The most traditional circa-1980 riffs and solos here are on Purgatorium, the Transfiguration Fear, and Fall to the Thrall. The textures behind the loud guitar-/bass/drums are varied, though. Purgatorium has violin, elegant enough to play for customers at fancy restaurants; sprinklings of piano; and organ fanfare. Transfiguration Fear features hand-drums, hand-claps, spooky theremin whistling, female Viking backup singers, and a poppy saxophone solo by full-time band member Dr. Mikannibal. Fall to the Thrall also has thrashy Metallica Master of Puppets-style sections, but balances them with passages of romantic lead piano for the guitars to play shiny tunes alongside.

Stuff like that would already avoid metal’s most frequent failing for me, the part where a band’s songs blend together (an issue even Sigh faced on my prior exposure to them, the darker, heavier, and otherwise quite impressive Scenes from Hell (’10)). But those songs understate how many tricks Sigh have mastered. Somniphobia‘s riffs are meaner, more angular, elevated by singing orcs and hints of saxophone squall, before breaking into a slow-dance for Mexican robots and airport P.A. announcers. L’Excommunication a Minuit has a pulse-racing propulsion that reminds me the “Mission Impossible” theme, peppy sax, and cackling birds. Far Beneath the In-Between, in 3/4 time, is truly dark and howling for much of its length, but can’t resist a glorious melodic refrain that feels like a bar mitzvah band after the part where all the adults have had time to get drunk. (Assuming the adults are old-time Jewish dwarf miner/ warriors, sure.) Amnesia, also in 3/4 time with lots of sax and piano, would be sexy-time music in a movie, at least the kind of movie where the sex scene is intercut with the gathering outside the building of the specialist-team hunting for (or planting) explosives.

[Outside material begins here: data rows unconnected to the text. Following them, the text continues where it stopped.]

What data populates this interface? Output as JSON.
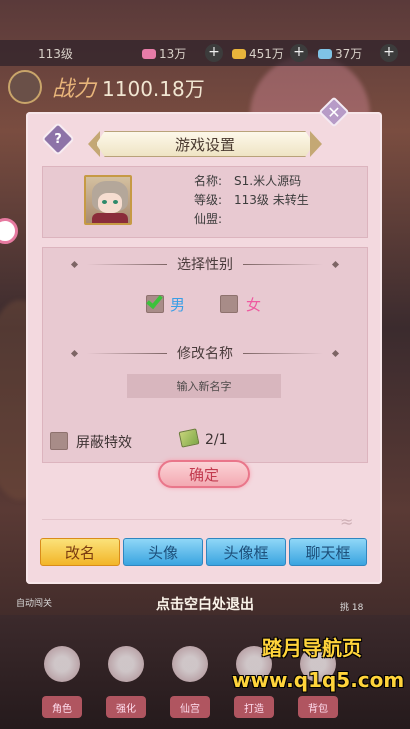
{
  "hud": {
    "level": "113级",
    "resource_1": "13万",
    "resource_2": "451万",
    "resource_3": "37万",
    "plus_symbol": "+",
    "power_label": "战力",
    "power_value": "1100.18万"
  },
  "dialog": {
    "title": "游戏设置",
    "help_symbol": "?",
    "close_symbol": "✕",
    "info": {
      "name_key": "名称:",
      "name_value": "S1.米人源码",
      "level_key": "等级:",
      "level_value": "113级 未转生",
      "guild_key": "仙盟:",
      "guild_value": ""
    },
    "gender": {
      "header": "选择性别",
      "male": "男",
      "female": "女",
      "selected": "男"
    },
    "rename": {
      "header": "修改名称",
      "placeholder": "输入新名字"
    },
    "effects": {
      "label": "屏蔽特效",
      "count": "2/1"
    },
    "confirm": "确定"
  },
  "tabs": [
    {
      "label": "改名",
      "active": true
    },
    {
      "label": "头像",
      "active": false
    },
    {
      "label": "头像框",
      "active": false
    },
    {
      "label": "聊天框",
      "active": false
    }
  ],
  "exit_hint": "点击空白处退出",
  "bottom_left_hint": "自动闯关",
  "bottom_right_hint": "挑 18",
  "bottom_bar": [
    "角色",
    "强化",
    "仙宫",
    "打造",
    "背包"
  ],
  "watermark": {
    "line1": "踏月导航页",
    "line2": "www.q1q5.com"
  },
  "colors": {
    "dialog_bg": "#f3d9df",
    "tab_active": "#f2b528",
    "tab_normal": "#3aa4e0",
    "confirm_text": "#c23a4e",
    "male_label": "#3a9ee6",
    "female_label": "#ee5aa0",
    "check_tick": "#3cc23c"
  }
}
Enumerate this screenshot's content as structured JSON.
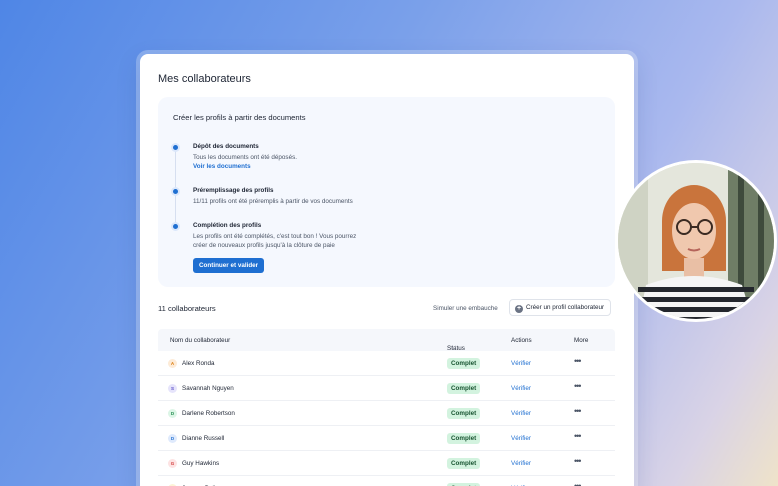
{
  "page": {
    "title": "Mes collaborateurs"
  },
  "onboarding": {
    "title": "Créer les profils à partir des documents",
    "steps": [
      {
        "title": "Dépôt des documents",
        "lines": [
          "Tous les documents ont été déposés."
        ],
        "link": "Voir les documents"
      },
      {
        "title": "Préremplissage des profils",
        "lines": [
          "11/11 profils ont été préremplis à partir de vos documents"
        ]
      },
      {
        "title": "Complétion des profils",
        "lines": [
          "Les profils ont été complétés, c'est tout bon ! Vous pourrez",
          "créer de nouveaux profils jusqu'à la clôture de paie"
        ]
      }
    ],
    "cta_label": "Continuer et valider"
  },
  "toolbar": {
    "count_label": "11 collaborateurs",
    "simulate_label": "Simuler une embauche",
    "create_label": "Créer un profil collaborateur",
    "create_icon": "plus-circle-icon"
  },
  "table": {
    "headers": {
      "name": "Nom du collaborateur",
      "status": "Status",
      "actions": "Actions",
      "more": "More"
    },
    "rows": [
      {
        "initial": "A",
        "name": "Alex Ronda",
        "status": "Complet",
        "action": "Vérifier",
        "avatar_bg": "#fdebd7",
        "avatar_fg": "#d97706"
      },
      {
        "initial": "S",
        "name": "Savannah Nguyen",
        "status": "Complet",
        "action": "Vérifier",
        "avatar_bg": "#e6e4fb",
        "avatar_fg": "#5b4fc7"
      },
      {
        "initial": "D",
        "name": "Darlene Robertson",
        "status": "Complet",
        "action": "Vérifier",
        "avatar_bg": "#dcf5e6",
        "avatar_fg": "#1f8a4c"
      },
      {
        "initial": "D",
        "name": "Dianne Russell",
        "status": "Complet",
        "action": "Vérifier",
        "avatar_bg": "#dfeafc",
        "avatar_fg": "#1f6fd1"
      },
      {
        "initial": "G",
        "name": "Guy Hawkins",
        "status": "Complet",
        "action": "Vérifier",
        "avatar_bg": "#fde3e3",
        "avatar_fg": "#d13a3a"
      },
      {
        "initial": "J",
        "name": "Jerome Bell",
        "status": "Complet",
        "action": "Vérifier",
        "avatar_bg": "#fdf3d6",
        "avatar_fg": "#b58a06"
      }
    ]
  },
  "colors": {
    "accent": "#1f6fd1",
    "status_complete_bg": "#d3f3df",
    "status_complete_fg": "#16532f"
  }
}
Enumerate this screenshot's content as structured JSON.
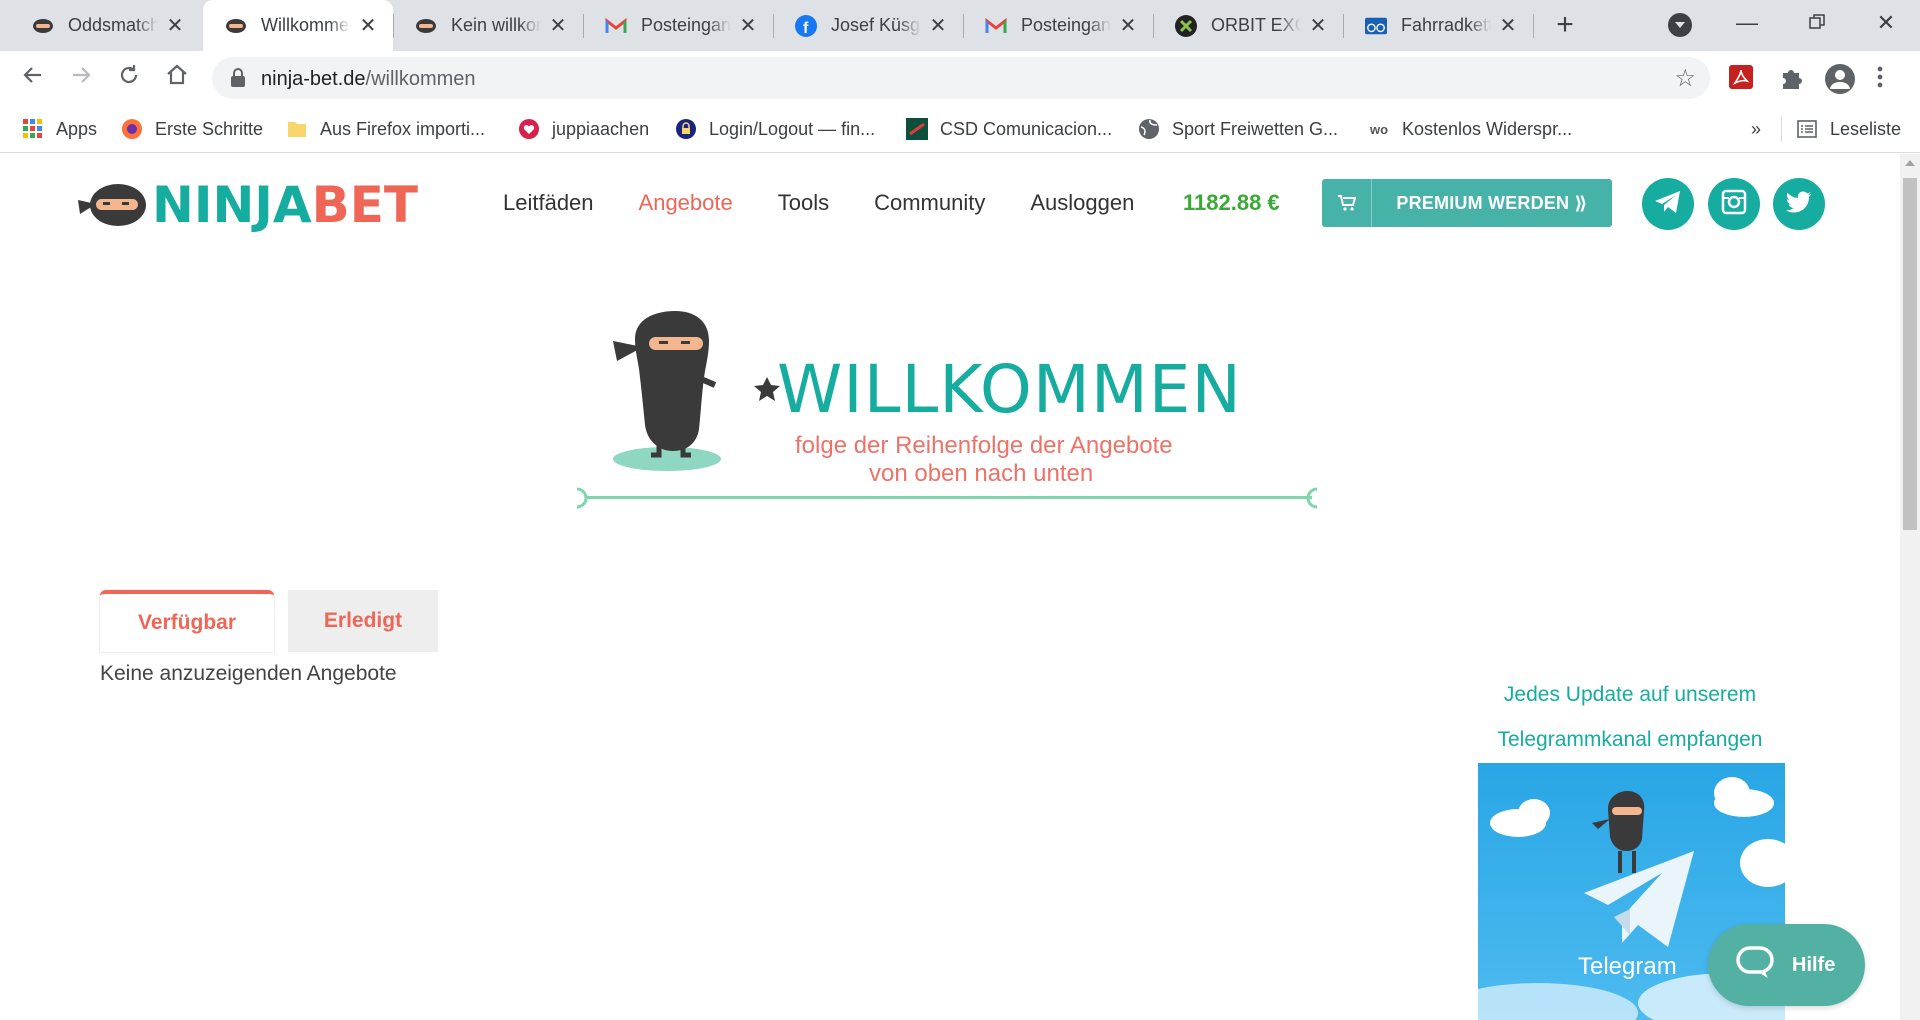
{
  "browser": {
    "tabs": [
      {
        "title": "Oddsmatcher",
        "icon": "ninja-icon"
      },
      {
        "title": "Willkommen",
        "icon": "ninja-icon",
        "active": true
      },
      {
        "title": "Kein willkommen",
        "icon": "ninja-icon"
      },
      {
        "title": "Posteingang",
        "icon": "gmail-icon"
      },
      {
        "title": "Josef Küsgen",
        "icon": "facebook-icon"
      },
      {
        "title": "Posteingang",
        "icon": "gmail-icon"
      },
      {
        "title": "ORBIT EXCH",
        "icon": "orbit-icon"
      },
      {
        "title": "Fahrradkette",
        "icon": "bike-icon"
      }
    ],
    "url_host": "ninja-bet.de",
    "url_path": "/willkommen",
    "bookmarks": [
      {
        "label": "Apps",
        "icon": "apps-grid-icon"
      },
      {
        "label": "Erste Schritte",
        "icon": "firefox-icon"
      },
      {
        "label": "Aus Firefox importi...",
        "icon": "folder-icon"
      },
      {
        "label": "juppiaachen",
        "icon": "heart-icon"
      },
      {
        "label": "Login/Logout — fin...",
        "icon": "lock-icon"
      },
      {
        "label": "CSD Comunicacion...",
        "icon": "csd-icon"
      },
      {
        "label": "Sport Freiwetten G...",
        "icon": "globe-icon"
      },
      {
        "label": "Kostenlos Widerspr...",
        "icon": "wo-icon"
      }
    ],
    "bookmarks_overflow": "»",
    "reading_list": "Leseliste"
  },
  "site": {
    "logo": {
      "part1": "NINJA",
      "part2": "BET"
    },
    "nav": [
      "Leitfäden",
      "Angebote",
      "Tools",
      "Community",
      "Ausloggen"
    ],
    "active_nav": "Angebote",
    "balance": "1182.88 €",
    "premium_label": "PREMIUM WERDEN ⟫",
    "social": [
      "telegram-icon",
      "instagram-icon",
      "twitter-icon"
    ],
    "hero": {
      "title": "WILLKOMMEN",
      "subtitle_line1": "folge der Reihenfolge der Angebote",
      "subtitle_line2": "von oben nach unten"
    },
    "tabs": {
      "available": "Verfügbar",
      "done": "Erledigt"
    },
    "empty_message": "Keine anzuzeigenden Angebote",
    "telegram_promo": {
      "line1": "Jedes Update auf unserem",
      "line2": "Telegrammkanal empfangen",
      "banner_label": "Telegram"
    },
    "help_label": "Hilfe",
    "colors": {
      "teal": "#16aca0",
      "coral": "#ef6657",
      "green_balance": "#3aaa35",
      "premium_bg": "#47b2a7"
    }
  }
}
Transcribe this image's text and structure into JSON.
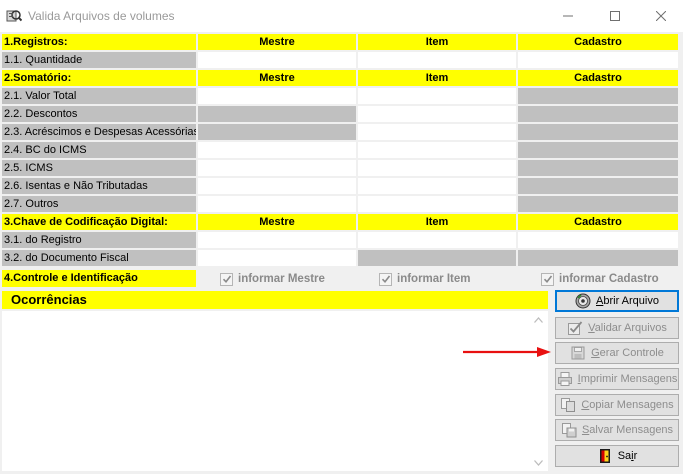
{
  "window": {
    "title": "Valida Arquivos de volumes",
    "icon": "app-icon"
  },
  "columns": {
    "mestre": "Mestre",
    "item": "Item",
    "cadastro": "Cadastro"
  },
  "sections": {
    "registros": {
      "title": "1.Registros:",
      "rows": [
        "1.1. Quantidade"
      ]
    },
    "somatorio": {
      "title": "2.Somatório:",
      "rows": [
        "2.1. Valor Total",
        "2.2. Descontos",
        "2.3. Acréscimos e Despesas Acessórias",
        "2.4. BC do ICMS",
        "2.5. ICMS",
        "2.6. Isentas e Não Tributadas",
        "2.7. Outros"
      ]
    },
    "chave": {
      "title": "3.Chave de Codificação Digital:",
      "rows": [
        "3.1. do Registro",
        "3.2. do Documento Fiscal"
      ]
    },
    "controle": {
      "title": "4.Controle e Identificação",
      "checks": {
        "mestre": "informar Mestre",
        "item": "informar Item",
        "cadastro": "informar Cadastro"
      }
    }
  },
  "ocorrencias": {
    "title": "Ocorrências"
  },
  "buttons": {
    "abrir": {
      "pre": "",
      "u": "A",
      "post": "brir Arquivo",
      "icon": "open-disc-icon"
    },
    "validar": {
      "pre": "",
      "u": "V",
      "post": "alidar Arquivos",
      "icon": "checkbox-icon"
    },
    "gerar": {
      "pre": "",
      "u": "G",
      "post": "erar Controle",
      "icon": "floppy-icon"
    },
    "imprimir": {
      "pre": "",
      "u": "I",
      "post": "mprimir Mensagens",
      "icon": "printer-icon"
    },
    "copiar": {
      "pre": "",
      "u": "C",
      "post": "opiar Mensagens",
      "icon": "copy-icon"
    },
    "salvar": {
      "pre": "",
      "u": "S",
      "post": "alvar Mensagens",
      "icon": "save-icon"
    },
    "sair": {
      "pre": "Sa",
      "u": "i",
      "post": "r",
      "icon": "exit-door-icon"
    }
  },
  "colors": {
    "header_yellow": "#ffff00",
    "label_gray": "#c0c0c0",
    "annotation_red": "#e81010",
    "focus_blue": "#0078d7"
  }
}
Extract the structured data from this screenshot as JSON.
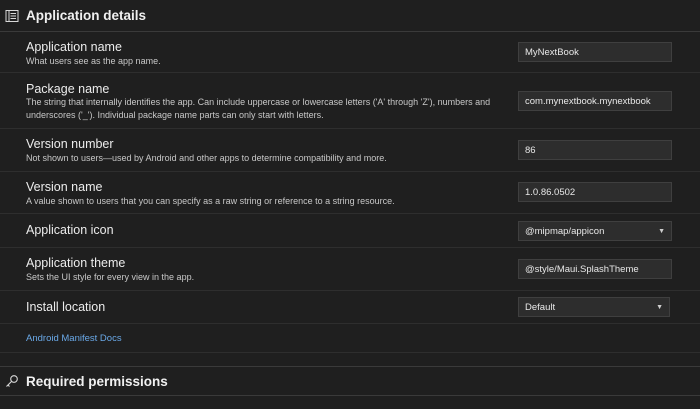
{
  "section": {
    "title": "Application details"
  },
  "fields": {
    "app_name": {
      "label": "Application name",
      "desc": "What users see as the app name.",
      "value": "MyNextBook"
    },
    "package_name": {
      "label": "Package name",
      "desc": "The string that internally identifies the app. Can include uppercase or lowercase letters ('A' through 'Z'), numbers and underscores ('_'). Individual package name parts can only start with letters.",
      "value": "com.mynextbook.mynextbook"
    },
    "version_number": {
      "label": "Version number",
      "desc": "Not shown to users—used by Android and other apps to determine compatibility and more.",
      "value": "86"
    },
    "version_name": {
      "label": "Version name",
      "desc": "A value shown to users that you can specify as a raw string or reference to a string resource.",
      "value": "1.0.86.0502"
    },
    "app_icon": {
      "label": "Application icon",
      "value": "@mipmap/appicon"
    },
    "app_theme": {
      "label": "Application theme",
      "desc": "Sets the UI style for every view in the app.",
      "value": "@style/Maui.SplashTheme"
    },
    "install_location": {
      "label": "Install location",
      "value": "Default"
    }
  },
  "docs_link": "Android Manifest Docs",
  "permissions": {
    "title": "Required permissions"
  },
  "icons": {
    "section": "list-detail-icon",
    "permissions": "key-icon",
    "dropdown": "chevron-down-icon"
  }
}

Amongst the Phantoms of Abandoned Tumbrils — dusky and dramatic, soaring with bells and synth-birdcalls when a lift is needed, with too a decent synthesizer replacement for harmonica — would be perfect for improving for the 55% of Peter Jackson’s “Lord of the Rings” movie trilogy that’s long, long, long shots of characters walking. Equale doesn’t sound to me like Deep Purple, Sting, Dire Straits, and Slayer jamming together with a harpsichordist on variations from baroque sheet music, but only because — as I don’t think that collaboration would — it flows smoothly, like the most obvious thing in the world.

I review Sigh as a heavy-metal fan (although less of one than my 2012 countdown must imply; 2012 was, for me, an *amazing* year for the genre). Heavy metal fandom is certainly useful for appreciating it: the riffs, the gleaming solos, the blastbeat drums. It’s useful for accepting the shredded vocal croaking as amusingly beside-the-point, for hearing the giddiness in routine lyrics like “Bring out your dead withered skin/ Bring out your dead languid limbs”. Maybe it’s even helpful for appreciating the basic stupid joy of, on separate songs, “I live! You die!”, “You will die tonight!”, “Your fate is on fire, the trap behind you!”, and — for variety — “Kill me now!”.

But I’m not kidding about Beethoven. In Somniphobia is a huge burst of melody-driven expressionism. It’s a burst that at least seems informed by the classics. Ludwig didn’t live to experience electricity, amplifiers, distortion pedals; he put his grooming into powdered wigs instead of flowing, chest-length natural hair dyed Manic Panic yellow. I think the poor guy missed out. And I think it’s at least 50/50 that he’d agree with me.

– Brian Block

To see the rest of our favorites, visit our Favorite Albums of 2012 page!